£65.92 bathroom items

£154.68 bedroom item/linen etc

£29.92 cups and mugs

£733.20 replace/repair lighting and make safe electrics in lounge, hallway, main bedroom, second bedroom, bathroom

£165.31 lighting fittings

£29.92 kitchen items

£145.33 glassware plates and bowls of various sizes

£25.48 front door fittings/ "door furniture"

£169 bedding and duvet• £139.63 ovenware and oven gloves

£68.49 replace frying pans

£39.95 replace TV aerial

Job: Minister of State for Care Services in Department of Health, Minister for the East Midlands

Salary: £105,412

Total second home claims

2004-05: £20,763

2005-06: £19,420

2006-07: £22,110

2007-08: £21,361

Posted on 13 Jun 2009 10:21 am (Report this annotation)

""""We demand recognition that both carers and the cared for are full and equal citizens"""

How patronising.If Mr Hope truly believes what he said he would take action now to ensure that carers are recognised by his Govt,not in 1/3/5 years time.Excuses of no money are NOT acceptable when many carers are struggling now.
MPs are bombarded with letter/emails from carers and reports from the many organisations and yet they still keep their heads in the sand and their Govt keeps their hands in their pockets.

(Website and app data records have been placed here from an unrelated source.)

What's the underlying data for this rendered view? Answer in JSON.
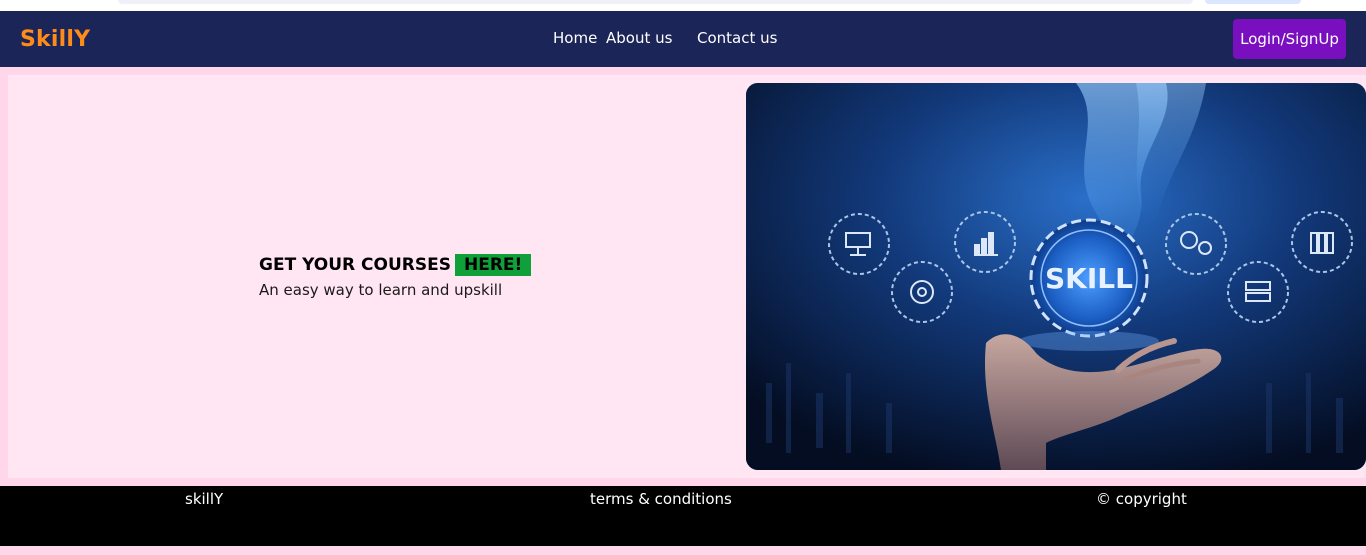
{
  "brand": {
    "name": "SkillY"
  },
  "nav": {
    "home": "Home",
    "about": "About us",
    "contact": "Contact us",
    "login": "Login/SignUp"
  },
  "hero": {
    "title": "GET YOUR COURSES",
    "highlight": "HERE!",
    "subtitle": "An easy way to learn and upskill",
    "image_text": "SKILL"
  },
  "footer": {
    "brand": "skillY",
    "terms": "terms & conditions",
    "copyright": "© copyright"
  },
  "colors": {
    "navbar": "#1b2557",
    "brand": "#ff8c1a",
    "login_button": "#7a0fbf",
    "highlight": "#0fa03a",
    "hero_background": "#ffe6f2",
    "footer": "#000000"
  }
}
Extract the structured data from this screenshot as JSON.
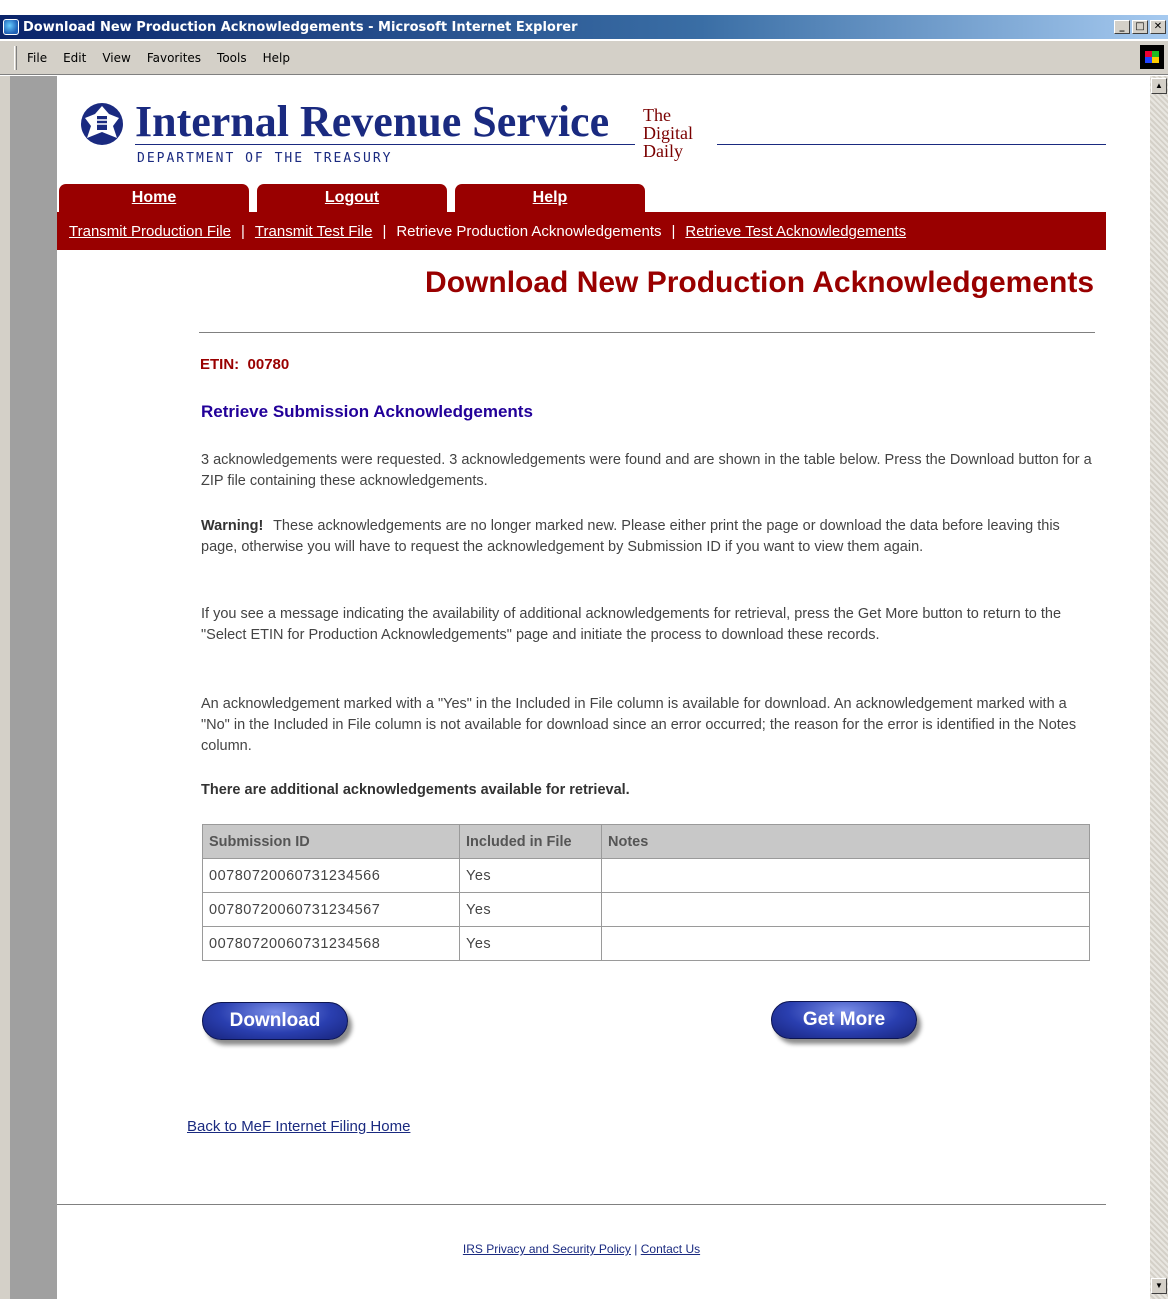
{
  "window": {
    "title": "Download New Production Acknowledgements - Microsoft Internet Explorer",
    "minimize": "_",
    "maximize": "□",
    "close": "✕"
  },
  "menubar": {
    "items": [
      "File",
      "Edit",
      "View",
      "Favorites",
      "Tools",
      "Help"
    ]
  },
  "header": {
    "title": "Internal Revenue Service",
    "dept": "DEPARTMENT OF THE TREASURY",
    "digital_line1": "The",
    "digital_line2": "Digital",
    "digital_line3": "Daily"
  },
  "tabs": [
    "Home",
    "Logout",
    "Help"
  ],
  "subnav": {
    "items": [
      {
        "label": "Transmit Production File",
        "link": true
      },
      {
        "label": "Transmit Test File",
        "link": true
      },
      {
        "label": "Retrieve Production Acknowledgements",
        "link": false
      },
      {
        "label": "Retrieve Test Acknowledgements",
        "link": true
      }
    ],
    "separator": "|"
  },
  "main": {
    "heading": "Download New Production Acknowledgements",
    "etin_label": "ETIN:",
    "etin_value": "00780",
    "section_title": "Retrieve Submission Acknowledgements",
    "para1": "3 acknowledgements were requested. 3 acknowledgements were found and are shown in the table below. Press the Download button for a ZIP file containing these acknowledgements.",
    "warning_label": "Warning!",
    "para2": "These acknowledgements are no longer marked new. Please either print the page or download the data before leaving this page, otherwise you will have to request the acknowledgement by Submission ID if you want to view them again.",
    "para3": "If you see a message indicating the availability of additional acknowledgements for retrieval, press the Get More button to return to the \"Select ETIN for Production Acknowledgements\" page and initiate the process to download these records.",
    "para4": "An acknowledgement marked with a \"Yes\" in the Included in File column is available for download. An acknowledgement marked with a \"No\" in the Included in File column is not available for download since an error occurred; the reason for the error is identified in the Notes column.",
    "additional": "There are additional acknowledgements available for retrieval.",
    "table": {
      "headers": [
        "Submission ID",
        "Included in File",
        "Notes"
      ],
      "rows": [
        [
          "00780720060731234566",
          "Yes",
          ""
        ],
        [
          "00780720060731234567",
          "Yes",
          ""
        ],
        [
          "00780720060731234568",
          "Yes",
          ""
        ]
      ]
    },
    "download_label": "Download",
    "getmore_label": "Get More",
    "back_link": "Back to MeF Internet Filing Home"
  },
  "footer": {
    "privacy": "IRS Privacy and Security Policy",
    "separator": "|",
    "contact": "Contact Us"
  },
  "colors": {
    "brand_red": "#990000",
    "brand_blue": "#1a2a80",
    "section_purple": "#220099"
  }
}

This govt and all parties know the problems facing not only carers but the country as a whole regarding care.Family carers are the back bone of the country and without them the NHS would not be able to cope.